:: Work instructions ::
Take every line from the entries below that includes the word "title" and copy it.

=== Entries provided ===

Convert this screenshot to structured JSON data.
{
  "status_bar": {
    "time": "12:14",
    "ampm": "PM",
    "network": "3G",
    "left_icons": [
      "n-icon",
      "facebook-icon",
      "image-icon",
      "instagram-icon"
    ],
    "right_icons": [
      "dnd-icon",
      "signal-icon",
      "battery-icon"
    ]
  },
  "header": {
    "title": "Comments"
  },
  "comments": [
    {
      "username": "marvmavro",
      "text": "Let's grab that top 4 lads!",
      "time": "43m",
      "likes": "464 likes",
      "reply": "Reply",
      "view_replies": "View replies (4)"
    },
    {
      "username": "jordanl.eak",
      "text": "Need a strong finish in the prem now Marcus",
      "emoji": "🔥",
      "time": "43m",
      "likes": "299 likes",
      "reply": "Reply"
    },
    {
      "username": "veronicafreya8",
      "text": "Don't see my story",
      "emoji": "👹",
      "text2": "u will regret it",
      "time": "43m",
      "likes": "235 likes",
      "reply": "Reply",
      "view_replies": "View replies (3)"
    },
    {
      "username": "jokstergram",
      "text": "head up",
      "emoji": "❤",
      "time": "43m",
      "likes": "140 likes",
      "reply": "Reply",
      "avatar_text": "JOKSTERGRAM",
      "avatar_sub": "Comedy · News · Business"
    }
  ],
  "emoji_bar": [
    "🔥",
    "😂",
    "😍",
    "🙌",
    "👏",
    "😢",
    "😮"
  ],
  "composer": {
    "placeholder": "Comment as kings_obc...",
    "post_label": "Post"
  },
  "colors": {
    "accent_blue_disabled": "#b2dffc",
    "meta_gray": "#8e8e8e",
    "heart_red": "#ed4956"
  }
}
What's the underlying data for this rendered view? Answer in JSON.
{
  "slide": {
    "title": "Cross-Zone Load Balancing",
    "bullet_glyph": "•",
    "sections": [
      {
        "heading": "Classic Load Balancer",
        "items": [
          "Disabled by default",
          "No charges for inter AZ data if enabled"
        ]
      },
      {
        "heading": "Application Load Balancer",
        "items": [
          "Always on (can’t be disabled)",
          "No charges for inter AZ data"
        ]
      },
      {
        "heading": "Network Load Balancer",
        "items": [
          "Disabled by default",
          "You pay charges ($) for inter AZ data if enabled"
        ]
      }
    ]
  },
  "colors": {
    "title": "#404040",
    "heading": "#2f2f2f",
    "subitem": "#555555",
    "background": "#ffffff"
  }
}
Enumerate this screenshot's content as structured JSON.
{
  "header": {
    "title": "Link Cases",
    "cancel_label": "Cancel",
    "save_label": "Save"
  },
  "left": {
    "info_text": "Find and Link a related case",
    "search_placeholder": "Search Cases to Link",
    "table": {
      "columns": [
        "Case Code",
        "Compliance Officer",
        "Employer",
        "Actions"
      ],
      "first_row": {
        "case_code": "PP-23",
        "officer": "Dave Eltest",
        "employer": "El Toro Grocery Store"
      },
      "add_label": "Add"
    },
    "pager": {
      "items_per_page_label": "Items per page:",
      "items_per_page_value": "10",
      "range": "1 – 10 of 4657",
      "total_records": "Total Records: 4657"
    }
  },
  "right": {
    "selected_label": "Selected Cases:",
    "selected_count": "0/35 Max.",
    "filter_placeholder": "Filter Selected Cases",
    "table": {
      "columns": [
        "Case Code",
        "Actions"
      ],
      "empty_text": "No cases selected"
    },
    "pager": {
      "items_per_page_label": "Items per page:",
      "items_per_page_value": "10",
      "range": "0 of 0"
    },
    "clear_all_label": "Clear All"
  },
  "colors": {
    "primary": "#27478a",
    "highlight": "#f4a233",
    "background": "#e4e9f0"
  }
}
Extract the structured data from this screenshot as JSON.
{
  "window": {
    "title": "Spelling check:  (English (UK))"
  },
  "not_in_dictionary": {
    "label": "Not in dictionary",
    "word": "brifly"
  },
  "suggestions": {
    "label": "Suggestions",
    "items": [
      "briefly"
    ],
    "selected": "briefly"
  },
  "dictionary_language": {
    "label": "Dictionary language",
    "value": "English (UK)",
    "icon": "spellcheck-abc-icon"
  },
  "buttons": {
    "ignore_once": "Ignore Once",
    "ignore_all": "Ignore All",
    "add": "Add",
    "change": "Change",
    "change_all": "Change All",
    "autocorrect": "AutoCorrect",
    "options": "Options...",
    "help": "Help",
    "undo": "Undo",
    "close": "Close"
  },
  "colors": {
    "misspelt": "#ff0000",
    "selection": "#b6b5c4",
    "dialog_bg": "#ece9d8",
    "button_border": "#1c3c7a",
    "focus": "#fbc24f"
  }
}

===

:: Written answer ::
    "title": "Comments"
    "title": "Cross-Zone Load Balancing",
    "title": "#404040",
    "title": "Link Cases",
    "title": "Spelling check:  (English (UK))"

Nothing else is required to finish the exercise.